→ REQUIREMENT
Aside from the pictures, the entries should be given again exactly.

→ SUPPLIED MATERIAL
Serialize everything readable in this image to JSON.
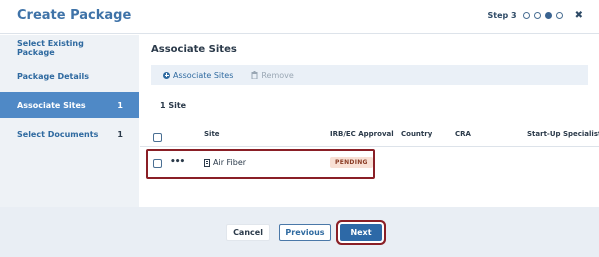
{
  "header": {
    "title": "Create Package",
    "step_label": "Step 3",
    "close_symbol": "✖"
  },
  "stepper": {
    "total": 4,
    "current": 3
  },
  "sidebar": {
    "items": [
      {
        "label": "Select Existing Package",
        "count": ""
      },
      {
        "label": "Package Details",
        "count": ""
      },
      {
        "label": "Associate Sites",
        "count": "1"
      },
      {
        "label": "Select Documents",
        "count": "1"
      }
    ]
  },
  "main": {
    "title": "Associate Sites",
    "toolbar": {
      "associate_label": "Associate Sites",
      "remove_label": "Remove"
    },
    "site_count": "1 Site",
    "columns": [
      "Site",
      "IRB/EC Approval Le",
      "Country",
      "CRA",
      "Start-Up Specialist"
    ],
    "rows": [
      {
        "more": "•••",
        "site": "Air Fiber",
        "status": "PENDING"
      }
    ]
  },
  "footer": {
    "cancel_label": "Cancel",
    "previous_label": "Previous",
    "next_label": "Next"
  },
  "colors": {
    "accent": "#2d69a7",
    "sidebar_active": "#4f89c6",
    "highlight": "#8a1f26",
    "pending_bg": "#f8e0d5"
  }
}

→ ANSWER TO THIS TASK
Serialize everything readable in this image to JSON.
{
  "header": {
    "title": "Create Package",
    "step_label": "Step 3",
    "close_symbol": "✖"
  },
  "stepper": {
    "total": 4,
    "current": 3
  },
  "sidebar": {
    "items": [
      {
        "label": "Select Existing Package",
        "count": ""
      },
      {
        "label": "Package Details",
        "count": ""
      },
      {
        "label": "Associate Sites",
        "count": "1"
      },
      {
        "label": "Select Documents",
        "count": "1"
      }
    ]
  },
  "main": {
    "title": "Associate Sites",
    "toolbar": {
      "associate_label": "Associate Sites",
      "remove_label": "Remove"
    },
    "site_count": "1 Site",
    "columns": [
      "Site",
      "IRB/EC Approval Le",
      "Country",
      "CRA",
      "Start-Up Specialist"
    ],
    "rows": [
      {
        "more": "•••",
        "site": "Air Fiber",
        "status": "PENDING"
      }
    ]
  },
  "footer": {
    "cancel_label": "Cancel",
    "previous_label": "Previous",
    "next_label": "Next"
  },
  "colors": {
    "accent": "#2d69a7",
    "sidebar_active": "#4f89c6",
    "highlight": "#8a1f26",
    "pending_bg": "#f8e0d5"
  }
}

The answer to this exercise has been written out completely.